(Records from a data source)

——

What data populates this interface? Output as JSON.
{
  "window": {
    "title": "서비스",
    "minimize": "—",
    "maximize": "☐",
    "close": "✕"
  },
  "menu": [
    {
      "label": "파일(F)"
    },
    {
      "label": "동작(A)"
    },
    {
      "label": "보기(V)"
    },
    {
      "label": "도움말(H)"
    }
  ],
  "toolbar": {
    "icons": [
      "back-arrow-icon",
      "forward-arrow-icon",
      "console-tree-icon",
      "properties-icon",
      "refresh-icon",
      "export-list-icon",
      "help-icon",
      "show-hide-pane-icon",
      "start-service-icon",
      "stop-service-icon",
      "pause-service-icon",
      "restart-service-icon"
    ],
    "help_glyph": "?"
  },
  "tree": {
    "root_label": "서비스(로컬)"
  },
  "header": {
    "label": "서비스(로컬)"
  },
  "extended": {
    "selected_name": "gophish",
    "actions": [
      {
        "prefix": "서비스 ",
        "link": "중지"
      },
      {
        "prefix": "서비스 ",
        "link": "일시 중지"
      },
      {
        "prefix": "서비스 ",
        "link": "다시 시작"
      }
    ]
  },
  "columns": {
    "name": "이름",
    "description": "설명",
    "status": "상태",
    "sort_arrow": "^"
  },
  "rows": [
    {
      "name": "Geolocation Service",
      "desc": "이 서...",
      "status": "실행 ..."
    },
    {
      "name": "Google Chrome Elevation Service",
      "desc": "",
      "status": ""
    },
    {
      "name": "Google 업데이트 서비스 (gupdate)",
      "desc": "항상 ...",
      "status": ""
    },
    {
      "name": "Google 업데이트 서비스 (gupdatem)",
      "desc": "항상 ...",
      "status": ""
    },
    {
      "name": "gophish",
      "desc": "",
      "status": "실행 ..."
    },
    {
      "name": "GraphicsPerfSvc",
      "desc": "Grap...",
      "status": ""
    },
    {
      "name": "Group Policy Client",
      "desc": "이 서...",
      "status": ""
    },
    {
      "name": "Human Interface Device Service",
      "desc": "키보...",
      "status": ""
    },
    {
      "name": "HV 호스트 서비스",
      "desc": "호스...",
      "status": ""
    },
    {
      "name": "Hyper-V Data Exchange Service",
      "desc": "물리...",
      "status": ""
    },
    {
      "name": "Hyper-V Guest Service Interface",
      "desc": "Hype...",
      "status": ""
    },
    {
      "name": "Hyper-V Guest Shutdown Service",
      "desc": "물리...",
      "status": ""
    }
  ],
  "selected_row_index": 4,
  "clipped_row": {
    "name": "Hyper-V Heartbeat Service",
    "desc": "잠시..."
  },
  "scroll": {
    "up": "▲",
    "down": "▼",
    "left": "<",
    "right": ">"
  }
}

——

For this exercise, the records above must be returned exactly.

» **Response for this exercise**
What data populates this interface? Output as JSON.
{
  "window": {
    "title": "서비스",
    "minimize": "—",
    "maximize": "☐",
    "close": "✕"
  },
  "menu": [
    {
      "label": "파일(F)"
    },
    {
      "label": "동작(A)"
    },
    {
      "label": "보기(V)"
    },
    {
      "label": "도움말(H)"
    }
  ],
  "toolbar": {
    "icons": [
      "back-arrow-icon",
      "forward-arrow-icon",
      "console-tree-icon",
      "properties-icon",
      "refresh-icon",
      "export-list-icon",
      "help-icon",
      "show-hide-pane-icon",
      "start-service-icon",
      "stop-service-icon",
      "pause-service-icon",
      "restart-service-icon"
    ],
    "help_glyph": "?"
  },
  "tree": {
    "root_label": "서비스(로컬)"
  },
  "header": {
    "label": "서비스(로컬)"
  },
  "extended": {
    "selected_name": "gophish",
    "actions": [
      {
        "prefix": "서비스 ",
        "link": "중지"
      },
      {
        "prefix": "서비스 ",
        "link": "일시 중지"
      },
      {
        "prefix": "서비스 ",
        "link": "다시 시작"
      }
    ]
  },
  "columns": {
    "name": "이름",
    "description": "설명",
    "status": "상태",
    "sort_arrow": "^"
  },
  "rows": [
    {
      "name": "Geolocation Service",
      "desc": "이 서...",
      "status": "실행 ..."
    },
    {
      "name": "Google Chrome Elevation Service",
      "desc": "",
      "status": ""
    },
    {
      "name": "Google 업데이트 서비스 (gupdate)",
      "desc": "항상 ...",
      "status": ""
    },
    {
      "name": "Google 업데이트 서비스 (gupdatem)",
      "desc": "항상 ...",
      "status": ""
    },
    {
      "name": "gophish",
      "desc": "",
      "status": "실행 ..."
    },
    {
      "name": "GraphicsPerfSvc",
      "desc": "Grap...",
      "status": ""
    },
    {
      "name": "Group Policy Client",
      "desc": "이 서...",
      "status": ""
    },
    {
      "name": "Human Interface Device Service",
      "desc": "키보...",
      "status": ""
    },
    {
      "name": "HV 호스트 서비스",
      "desc": "호스...",
      "status": ""
    },
    {
      "name": "Hyper-V Data Exchange Service",
      "desc": "물리...",
      "status": ""
    },
    {
      "name": "Hyper-V Guest Service Interface",
      "desc": "Hype...",
      "status": ""
    },
    {
      "name": "Hyper-V Guest Shutdown Service",
      "desc": "물리...",
      "status": ""
    }
  ],
  "selected_row_index": 4,
  "clipped_row": {
    "name": "Hyper-V Heartbeat Service",
    "desc": "잠시..."
  },
  "scroll": {
    "up": "▲",
    "down": "▼",
    "left": "<",
    "right": ">"
  }
}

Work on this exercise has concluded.